isopropyl alcohol (rubbing alcohol) should be used to clean the tube and reflector as it is grease free, unlike meths.

You can basically build this and test it with the original tube in and fit uv or other tubes when you are ready.

with overdrive it also makes a very bright inspection or moveable workshop lamp

techwest  sell uva 'blue black light' lamps and industrial uvb lamps.

The blue black light spectrum is 315nm~400nm and the F20T10.BLB would be suitable (make sure you get the right length tube.)

Techwest also sell a 20w 2ft industrial uvb tube type G20T10E

I think the G20T10E is similar to the philips medical tube TL 20W/12 RS or the generic FS20T12/UVB

prolight  in sofia, bulgaria have good prices on uv tubes including philips if the order is large enough to offset the postal cost, like say six tubes

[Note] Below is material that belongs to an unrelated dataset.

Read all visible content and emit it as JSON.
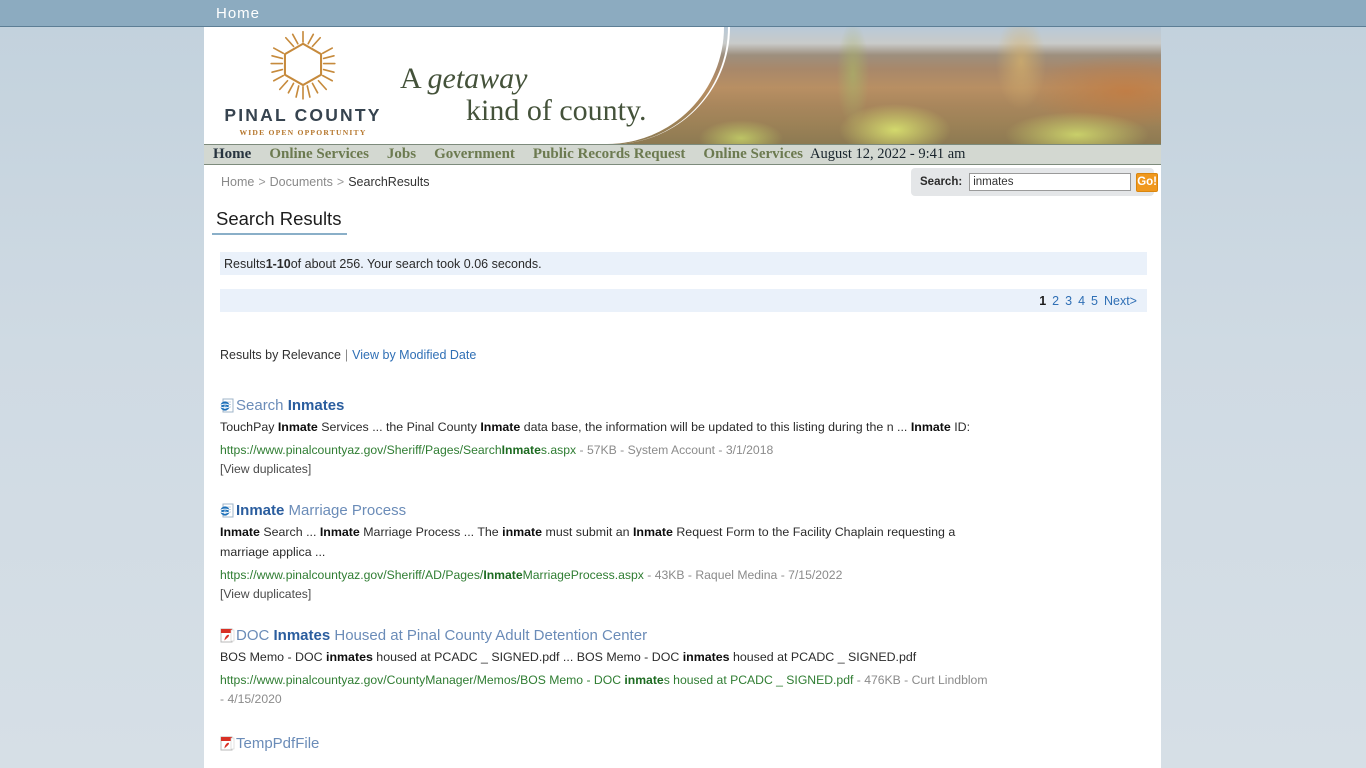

another supplier is  hybec  in leicester, uk

These tubes, like all household linear and compact fluorescents have mercury in, so don't break them and if you do, be careful about clean up, don't use a vacum cleaner as this just spreads the mercury everywhere

mercury is the most toxic non-radioactive element which is why they put in our mouths i guess ;o)


for eye protection i use the uvex  ‘ blacknight ’  welding goggles in shade 5  (they look like ski goggles), maybe shade five is more than is necessary, i don't know, welding  “ shades ”  also protect against infrared which is not necessary for UV fluorescent lamps!

i tested some slightly grey tinted swimming goggles and they blocked the UVB completely (tested with my 6.4 solarmeter), they will be polycarbonate, but unfortunately the UVA cutoff for that is marginal !

interestingly those swimming goggles also blocked visible violet making the lamp light look light blue which means it was blocking up to about 410nm !

the full type tanning goggles should be fine, i don't know about cones since they may restrict the field of vision too much, use a reputable brand and possibly i'd go for darker lenses, not blue, purple or violet anyway !

i find you can look at a fluorescent UVB lamp without getting a corneal burn if done from a reasonable distance, say three or four meters or more

it's important that you can't see any of the UV light (the visible portion is coloured purple, actual UV you can't see) from the side of your eye, maybe welding goggles are overkill, goggles as per this   video  are obviously adequate but basically you need some sort of certification/surety about the ability of the lenses to block UV !

any feeling of  “grittiness ”  in the eyes is a sign of uv getting onto the cornea !

uvb eye burns are excruciatingly painful and can  be quite delayed  from when you get the exposure to when the pain starts.

UVB and UVC lamps still emit UVA

infrared, though not an issue with these lamps, is an underrated source of retinal damage


its almost essential have uv measuring meters, i use  solartech

there's nothing really suitable for uva, but the solarmeter model  6.4 is ideal for uvb.

avoid over long skin exposure close to the uv lamps, i use gloves if holding a uv meter right up close to the tube.

i take tube readings about 5 1/2 cm away from the tube which almost maxes the meter out and gives the best accuracy since 1 count in 2000 is 1/20th of a percent compared to 1 count in 20 which is 5%

in terms of measuring uv output, temperature of the phosphor is a huge factor, you can use your fingers to judge and see the difference, ambient temperature and the length of time the lamp has been on directly affect phosphor temperature

the center of the tube meter reading is much higher than the ends because of the additive effect of the rays along the tube

if you regard the phosphor as being semi transparent then you can also get uv from the other side of the tube coming through or even an additive linear effect of exciting electrons in the tube

linear addition along a line changing an radiative inverse square law into a linear inverse relation is a fairly standard physical phenomenon

shining a torch on the meter display is sometimes needed to enable me to read the meter despite the goggles